      When you have a profound hearing loss, it can be a real struggle to fulfil your potential at work, school or college. If you're a sign language user, there's no real substitute for a translator. But, where this isn't available, some of these technologies can help.

      Bluetooth streamer

      Bluetooth streamers not only allow you to hear the audio of a Bluetooth device directly into your hearing aids and cochlear implant, but they also allow you to control the sound of your device. This means that you can personalise your sound settings easily, depending on where you are – useful if you're moving between different sound 'environments'.

      Remote microphone

      You're likely to find a remote microphone the most helpful 'piece of kit' for having a one-to-one conversation in a noisy place. You place it close to the person speaking and the sound it picks up is transmitted straight into your hearing aids (or cochlear implant). Some remote microphones are also designed to pick up sounds from all around – if you put it in the centre of the room or group of people. You can control some remote microphones with a remote control or an app so that you can adjust the sound you want to hear and enhance the speech over background noise levels to suit you.

      Speech to text (STT)

      Using speech-to-text software to take notes can be a good way to make sure you don't miss anything. Accuracy and speed can vary, however in general, dictation software and apps usually provide the best translations.

      Apps

      There's a wide range of apps using STT, remote microphones, translating services and many other helpful services.

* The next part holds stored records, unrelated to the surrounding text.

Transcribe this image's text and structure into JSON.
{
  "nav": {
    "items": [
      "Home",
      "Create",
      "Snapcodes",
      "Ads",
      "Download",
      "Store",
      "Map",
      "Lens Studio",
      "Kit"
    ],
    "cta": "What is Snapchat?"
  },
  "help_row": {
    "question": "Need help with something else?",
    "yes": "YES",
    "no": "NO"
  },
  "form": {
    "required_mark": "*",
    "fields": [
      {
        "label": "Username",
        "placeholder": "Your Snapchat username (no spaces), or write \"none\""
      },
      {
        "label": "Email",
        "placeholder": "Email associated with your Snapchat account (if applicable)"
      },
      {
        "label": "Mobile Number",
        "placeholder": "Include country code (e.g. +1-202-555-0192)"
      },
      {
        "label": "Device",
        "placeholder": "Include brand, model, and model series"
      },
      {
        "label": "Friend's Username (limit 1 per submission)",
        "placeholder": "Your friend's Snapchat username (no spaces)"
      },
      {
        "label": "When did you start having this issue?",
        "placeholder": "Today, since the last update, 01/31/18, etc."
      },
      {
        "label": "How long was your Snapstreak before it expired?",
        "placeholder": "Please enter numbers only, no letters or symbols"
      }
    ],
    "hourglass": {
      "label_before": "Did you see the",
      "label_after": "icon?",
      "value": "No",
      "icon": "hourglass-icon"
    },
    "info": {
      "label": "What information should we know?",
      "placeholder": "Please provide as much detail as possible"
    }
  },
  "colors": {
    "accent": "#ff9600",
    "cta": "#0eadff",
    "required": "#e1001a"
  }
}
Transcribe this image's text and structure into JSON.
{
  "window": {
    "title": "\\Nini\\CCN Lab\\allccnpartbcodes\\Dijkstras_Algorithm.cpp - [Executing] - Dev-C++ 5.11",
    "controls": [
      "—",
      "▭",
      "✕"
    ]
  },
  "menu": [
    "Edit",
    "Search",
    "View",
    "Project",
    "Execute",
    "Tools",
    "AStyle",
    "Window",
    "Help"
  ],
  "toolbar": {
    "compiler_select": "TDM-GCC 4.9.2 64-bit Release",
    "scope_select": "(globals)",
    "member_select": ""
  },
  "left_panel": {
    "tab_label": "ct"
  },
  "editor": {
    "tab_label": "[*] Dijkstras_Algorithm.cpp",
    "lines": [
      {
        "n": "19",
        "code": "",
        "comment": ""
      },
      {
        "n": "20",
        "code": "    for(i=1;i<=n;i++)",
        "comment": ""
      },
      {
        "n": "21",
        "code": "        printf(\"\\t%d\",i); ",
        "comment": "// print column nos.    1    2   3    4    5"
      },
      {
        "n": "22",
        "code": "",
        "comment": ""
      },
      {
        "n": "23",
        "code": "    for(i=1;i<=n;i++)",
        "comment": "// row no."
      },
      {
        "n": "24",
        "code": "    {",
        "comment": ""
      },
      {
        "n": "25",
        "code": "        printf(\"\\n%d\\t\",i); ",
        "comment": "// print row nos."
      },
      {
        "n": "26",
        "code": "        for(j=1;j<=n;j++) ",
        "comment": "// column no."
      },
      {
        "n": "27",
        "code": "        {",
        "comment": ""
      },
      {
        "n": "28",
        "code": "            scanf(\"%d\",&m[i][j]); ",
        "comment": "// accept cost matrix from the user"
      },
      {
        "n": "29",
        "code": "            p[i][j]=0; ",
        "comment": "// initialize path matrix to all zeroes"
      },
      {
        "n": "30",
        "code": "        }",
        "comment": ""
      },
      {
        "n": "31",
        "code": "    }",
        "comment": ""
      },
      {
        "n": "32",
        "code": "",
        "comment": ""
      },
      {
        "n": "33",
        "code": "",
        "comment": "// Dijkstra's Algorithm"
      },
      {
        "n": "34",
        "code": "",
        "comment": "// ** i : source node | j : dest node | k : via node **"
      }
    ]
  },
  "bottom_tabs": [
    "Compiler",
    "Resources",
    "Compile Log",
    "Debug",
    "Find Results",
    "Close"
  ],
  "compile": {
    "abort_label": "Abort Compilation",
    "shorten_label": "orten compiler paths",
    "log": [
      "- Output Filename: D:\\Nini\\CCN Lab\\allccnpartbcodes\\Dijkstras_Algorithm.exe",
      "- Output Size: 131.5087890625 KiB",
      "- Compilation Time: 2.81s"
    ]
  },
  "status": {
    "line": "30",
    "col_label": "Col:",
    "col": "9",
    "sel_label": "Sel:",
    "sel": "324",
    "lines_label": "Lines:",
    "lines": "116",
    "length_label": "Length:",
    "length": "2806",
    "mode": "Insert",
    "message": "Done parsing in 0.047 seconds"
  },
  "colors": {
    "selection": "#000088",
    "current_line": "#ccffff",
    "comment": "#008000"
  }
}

Find out more about apps and whether they may be of help to you in our apps pages.